“I’d tell the president to put the phone down, go golfing and stay out of there. Let Pence run the show,” Joyce said in a July interview with Gatehouse Media editors in Kent.

Scott also told cleveland.com Congress could use more black Republican representation.

Scott said he has received pressure — without naming names — from Joyce supporters to run against Democratic U.S. Rep. Marcia Fudge, of Cleveland, instead. He said he got offended.

“I said, wait a minute, first of all, I live in Dave Joyce’s district. That’s where I’ve lived for a long time. Out of all the Congress people in Ohio... why would you pick the one black lady, and tell the black guy to go run against the black lady?”

But Scott also said he will not emphasize “identity politics” if he were to campaign in the overwhelmingly white district.

“To be honest, I don’t see color when I talk to them,” he said.

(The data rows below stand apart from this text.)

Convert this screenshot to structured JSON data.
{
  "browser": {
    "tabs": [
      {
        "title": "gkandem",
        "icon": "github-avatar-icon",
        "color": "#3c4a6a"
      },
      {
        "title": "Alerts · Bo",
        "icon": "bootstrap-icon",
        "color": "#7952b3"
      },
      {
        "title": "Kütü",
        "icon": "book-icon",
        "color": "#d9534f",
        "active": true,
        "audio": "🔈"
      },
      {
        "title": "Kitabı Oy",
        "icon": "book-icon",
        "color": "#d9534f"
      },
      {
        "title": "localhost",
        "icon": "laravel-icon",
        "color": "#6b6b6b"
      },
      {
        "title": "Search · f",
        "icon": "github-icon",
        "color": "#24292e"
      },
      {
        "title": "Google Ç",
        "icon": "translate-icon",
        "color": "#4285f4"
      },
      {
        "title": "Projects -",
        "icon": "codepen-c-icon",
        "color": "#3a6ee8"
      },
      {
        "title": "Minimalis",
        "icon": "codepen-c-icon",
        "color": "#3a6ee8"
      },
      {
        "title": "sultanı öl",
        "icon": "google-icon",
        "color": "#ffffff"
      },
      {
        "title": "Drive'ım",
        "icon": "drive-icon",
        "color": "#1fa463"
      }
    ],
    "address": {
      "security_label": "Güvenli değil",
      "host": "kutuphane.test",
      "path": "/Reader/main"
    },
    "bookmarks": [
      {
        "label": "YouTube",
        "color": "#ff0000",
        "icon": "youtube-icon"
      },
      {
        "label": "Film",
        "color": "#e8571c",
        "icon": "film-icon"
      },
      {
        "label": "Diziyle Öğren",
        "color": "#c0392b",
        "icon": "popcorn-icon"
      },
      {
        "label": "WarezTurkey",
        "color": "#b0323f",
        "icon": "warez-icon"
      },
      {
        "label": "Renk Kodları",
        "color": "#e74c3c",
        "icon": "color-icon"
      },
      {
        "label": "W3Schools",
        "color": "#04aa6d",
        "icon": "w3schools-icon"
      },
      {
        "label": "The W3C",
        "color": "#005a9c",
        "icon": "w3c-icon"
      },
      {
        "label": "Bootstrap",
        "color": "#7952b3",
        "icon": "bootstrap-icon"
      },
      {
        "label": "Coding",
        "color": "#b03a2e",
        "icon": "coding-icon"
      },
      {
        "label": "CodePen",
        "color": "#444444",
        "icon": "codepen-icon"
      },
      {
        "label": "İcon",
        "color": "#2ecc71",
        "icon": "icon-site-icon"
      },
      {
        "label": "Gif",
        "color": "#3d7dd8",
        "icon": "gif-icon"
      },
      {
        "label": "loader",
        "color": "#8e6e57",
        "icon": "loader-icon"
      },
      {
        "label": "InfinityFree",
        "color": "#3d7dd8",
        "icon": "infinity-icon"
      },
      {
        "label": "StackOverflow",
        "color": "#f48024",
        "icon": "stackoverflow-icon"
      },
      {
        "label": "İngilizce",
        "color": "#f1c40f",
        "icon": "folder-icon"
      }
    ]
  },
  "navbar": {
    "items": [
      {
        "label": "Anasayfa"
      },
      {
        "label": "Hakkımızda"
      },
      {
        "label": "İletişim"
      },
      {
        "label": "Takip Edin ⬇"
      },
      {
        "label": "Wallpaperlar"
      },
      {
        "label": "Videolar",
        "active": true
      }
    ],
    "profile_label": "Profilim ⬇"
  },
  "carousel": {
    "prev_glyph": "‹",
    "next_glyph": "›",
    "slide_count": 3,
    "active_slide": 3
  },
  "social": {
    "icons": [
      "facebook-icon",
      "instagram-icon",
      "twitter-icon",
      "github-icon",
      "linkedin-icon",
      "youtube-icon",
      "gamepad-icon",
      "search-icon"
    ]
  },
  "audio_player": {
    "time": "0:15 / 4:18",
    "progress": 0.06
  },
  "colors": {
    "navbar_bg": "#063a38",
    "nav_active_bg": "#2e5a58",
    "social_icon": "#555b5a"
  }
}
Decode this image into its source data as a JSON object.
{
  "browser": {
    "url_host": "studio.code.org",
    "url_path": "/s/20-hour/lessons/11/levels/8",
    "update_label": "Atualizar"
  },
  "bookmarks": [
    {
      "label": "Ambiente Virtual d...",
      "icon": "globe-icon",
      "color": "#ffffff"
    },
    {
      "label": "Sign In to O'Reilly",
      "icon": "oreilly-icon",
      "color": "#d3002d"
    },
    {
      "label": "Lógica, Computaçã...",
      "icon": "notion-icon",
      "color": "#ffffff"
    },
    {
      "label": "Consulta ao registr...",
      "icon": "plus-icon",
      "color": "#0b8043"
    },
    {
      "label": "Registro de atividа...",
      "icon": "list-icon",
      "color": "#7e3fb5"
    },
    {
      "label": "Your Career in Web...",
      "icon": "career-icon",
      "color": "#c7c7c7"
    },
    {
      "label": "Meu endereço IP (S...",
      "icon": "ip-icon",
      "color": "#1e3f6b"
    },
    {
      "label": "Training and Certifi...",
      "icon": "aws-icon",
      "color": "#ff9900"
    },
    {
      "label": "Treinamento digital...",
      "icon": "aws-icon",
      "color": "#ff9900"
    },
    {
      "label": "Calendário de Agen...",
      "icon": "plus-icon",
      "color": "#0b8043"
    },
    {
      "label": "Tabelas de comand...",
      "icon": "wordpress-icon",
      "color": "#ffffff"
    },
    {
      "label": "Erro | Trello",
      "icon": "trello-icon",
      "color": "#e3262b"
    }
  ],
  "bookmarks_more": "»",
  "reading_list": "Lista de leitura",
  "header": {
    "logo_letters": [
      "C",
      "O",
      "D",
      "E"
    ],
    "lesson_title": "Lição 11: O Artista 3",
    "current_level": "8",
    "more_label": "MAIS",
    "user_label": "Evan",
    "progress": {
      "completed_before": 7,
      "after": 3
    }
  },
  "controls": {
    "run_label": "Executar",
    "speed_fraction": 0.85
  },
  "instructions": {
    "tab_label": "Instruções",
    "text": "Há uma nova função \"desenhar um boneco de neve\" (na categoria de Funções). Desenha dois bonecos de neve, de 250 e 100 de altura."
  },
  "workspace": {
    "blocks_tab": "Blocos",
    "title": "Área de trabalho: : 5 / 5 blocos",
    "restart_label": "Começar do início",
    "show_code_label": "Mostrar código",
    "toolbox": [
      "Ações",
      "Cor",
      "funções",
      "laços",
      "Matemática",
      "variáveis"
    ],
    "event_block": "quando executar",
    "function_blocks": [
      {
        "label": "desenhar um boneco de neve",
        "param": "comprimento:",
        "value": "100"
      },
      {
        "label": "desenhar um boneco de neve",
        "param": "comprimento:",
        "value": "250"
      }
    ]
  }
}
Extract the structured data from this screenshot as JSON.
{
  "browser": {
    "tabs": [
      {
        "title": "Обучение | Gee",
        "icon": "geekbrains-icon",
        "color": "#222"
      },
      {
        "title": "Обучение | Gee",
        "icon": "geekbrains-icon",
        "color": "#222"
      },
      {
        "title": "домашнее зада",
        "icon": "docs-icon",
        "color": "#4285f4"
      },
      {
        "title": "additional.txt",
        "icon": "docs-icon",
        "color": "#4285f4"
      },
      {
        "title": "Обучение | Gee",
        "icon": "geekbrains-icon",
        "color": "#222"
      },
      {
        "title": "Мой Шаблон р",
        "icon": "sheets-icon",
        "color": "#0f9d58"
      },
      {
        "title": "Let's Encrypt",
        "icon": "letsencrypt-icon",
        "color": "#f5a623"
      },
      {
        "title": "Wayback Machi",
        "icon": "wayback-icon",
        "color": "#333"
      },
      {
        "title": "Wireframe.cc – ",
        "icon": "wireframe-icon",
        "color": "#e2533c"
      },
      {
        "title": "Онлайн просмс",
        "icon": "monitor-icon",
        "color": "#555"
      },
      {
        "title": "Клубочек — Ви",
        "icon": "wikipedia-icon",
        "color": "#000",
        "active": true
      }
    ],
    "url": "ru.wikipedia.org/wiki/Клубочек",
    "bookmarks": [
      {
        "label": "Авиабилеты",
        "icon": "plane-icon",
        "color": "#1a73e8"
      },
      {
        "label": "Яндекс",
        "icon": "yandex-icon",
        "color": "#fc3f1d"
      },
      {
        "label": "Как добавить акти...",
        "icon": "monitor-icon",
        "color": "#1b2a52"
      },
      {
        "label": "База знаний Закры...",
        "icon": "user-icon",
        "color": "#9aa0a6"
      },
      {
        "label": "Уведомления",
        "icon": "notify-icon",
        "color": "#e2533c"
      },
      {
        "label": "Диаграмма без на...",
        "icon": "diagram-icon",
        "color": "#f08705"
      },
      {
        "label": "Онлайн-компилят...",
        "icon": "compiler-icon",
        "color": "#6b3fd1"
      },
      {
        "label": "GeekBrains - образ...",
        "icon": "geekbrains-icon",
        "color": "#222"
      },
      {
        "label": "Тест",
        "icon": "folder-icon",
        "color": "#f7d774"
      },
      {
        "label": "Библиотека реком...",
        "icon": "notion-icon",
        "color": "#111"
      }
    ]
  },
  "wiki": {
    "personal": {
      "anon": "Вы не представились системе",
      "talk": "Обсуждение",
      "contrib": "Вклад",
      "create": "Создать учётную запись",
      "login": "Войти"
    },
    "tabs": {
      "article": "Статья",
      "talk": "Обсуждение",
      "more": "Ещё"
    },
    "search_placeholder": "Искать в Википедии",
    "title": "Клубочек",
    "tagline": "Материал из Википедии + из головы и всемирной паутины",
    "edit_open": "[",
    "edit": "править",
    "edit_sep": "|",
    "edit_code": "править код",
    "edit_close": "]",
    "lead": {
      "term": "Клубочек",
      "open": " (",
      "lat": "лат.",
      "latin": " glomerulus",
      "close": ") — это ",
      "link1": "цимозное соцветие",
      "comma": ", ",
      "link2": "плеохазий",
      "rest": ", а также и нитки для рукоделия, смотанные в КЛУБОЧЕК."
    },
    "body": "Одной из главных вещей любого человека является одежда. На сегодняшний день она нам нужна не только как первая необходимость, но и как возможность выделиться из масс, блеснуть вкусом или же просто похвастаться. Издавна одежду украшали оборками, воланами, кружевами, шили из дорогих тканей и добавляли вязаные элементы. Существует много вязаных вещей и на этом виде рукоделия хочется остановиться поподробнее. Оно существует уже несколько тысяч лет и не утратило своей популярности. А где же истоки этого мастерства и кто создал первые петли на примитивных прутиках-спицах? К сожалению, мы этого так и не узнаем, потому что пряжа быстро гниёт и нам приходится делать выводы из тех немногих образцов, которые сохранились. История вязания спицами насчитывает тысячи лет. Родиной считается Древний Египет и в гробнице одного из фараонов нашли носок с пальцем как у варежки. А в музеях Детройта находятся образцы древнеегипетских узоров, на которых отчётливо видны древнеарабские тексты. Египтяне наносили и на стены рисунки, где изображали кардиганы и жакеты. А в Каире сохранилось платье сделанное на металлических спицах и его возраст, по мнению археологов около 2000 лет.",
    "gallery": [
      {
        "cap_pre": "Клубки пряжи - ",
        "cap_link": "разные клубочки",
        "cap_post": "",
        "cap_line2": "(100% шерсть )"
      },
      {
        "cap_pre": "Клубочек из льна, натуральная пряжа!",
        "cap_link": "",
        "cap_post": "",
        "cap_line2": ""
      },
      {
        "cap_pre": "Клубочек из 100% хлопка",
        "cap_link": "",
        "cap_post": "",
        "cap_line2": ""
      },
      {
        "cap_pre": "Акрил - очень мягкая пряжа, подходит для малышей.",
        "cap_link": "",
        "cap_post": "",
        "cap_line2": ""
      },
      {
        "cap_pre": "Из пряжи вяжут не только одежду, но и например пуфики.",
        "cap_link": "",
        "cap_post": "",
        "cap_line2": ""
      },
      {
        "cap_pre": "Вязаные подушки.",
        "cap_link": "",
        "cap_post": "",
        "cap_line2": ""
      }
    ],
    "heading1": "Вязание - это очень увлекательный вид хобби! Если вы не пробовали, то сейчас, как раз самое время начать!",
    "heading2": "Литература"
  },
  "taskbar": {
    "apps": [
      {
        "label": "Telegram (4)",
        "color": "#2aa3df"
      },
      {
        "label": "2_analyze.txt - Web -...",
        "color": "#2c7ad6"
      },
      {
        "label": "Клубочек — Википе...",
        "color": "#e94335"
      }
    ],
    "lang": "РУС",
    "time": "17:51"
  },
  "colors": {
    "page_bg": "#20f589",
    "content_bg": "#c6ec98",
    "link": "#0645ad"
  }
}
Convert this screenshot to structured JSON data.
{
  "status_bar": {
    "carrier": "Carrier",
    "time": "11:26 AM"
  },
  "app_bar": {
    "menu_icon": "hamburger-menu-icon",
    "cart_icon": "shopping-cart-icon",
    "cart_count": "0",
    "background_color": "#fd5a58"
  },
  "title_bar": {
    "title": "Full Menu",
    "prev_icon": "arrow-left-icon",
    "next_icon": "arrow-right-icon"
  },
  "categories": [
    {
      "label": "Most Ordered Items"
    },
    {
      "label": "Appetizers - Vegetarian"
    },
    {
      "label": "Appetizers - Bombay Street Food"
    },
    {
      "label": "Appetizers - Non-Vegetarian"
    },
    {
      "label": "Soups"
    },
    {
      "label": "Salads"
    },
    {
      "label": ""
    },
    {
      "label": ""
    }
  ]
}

Who else in Trump World has Scott checked in with?

On Monday, Scott checked off other figures in TrumpWorld with whom he said he’s discussed his plans — Vice President Mike Pence, former White House Communications Director Anthony Scaramucci, top White house aide Kellyanne Conway, David Bossie, Trump’s former deputy campaign manager, longtime Trump Organization attorney Michael Cohen and Jared Kushner, Trump’s son-in-law.

“I’ve talked to all of them. I’ve yet to talk to the president, but I’m going to talk to him. I put in a call to his secretary, and told her I need to get on the calendar,” Scott said.

When will Scott make up his mind?

Scott said he plans to make his decision next month.

“I’m still doing my research,” he said. “The Bible talks about before you endeavor to build a building, you need to count the costs. So I’m still counting the costs.”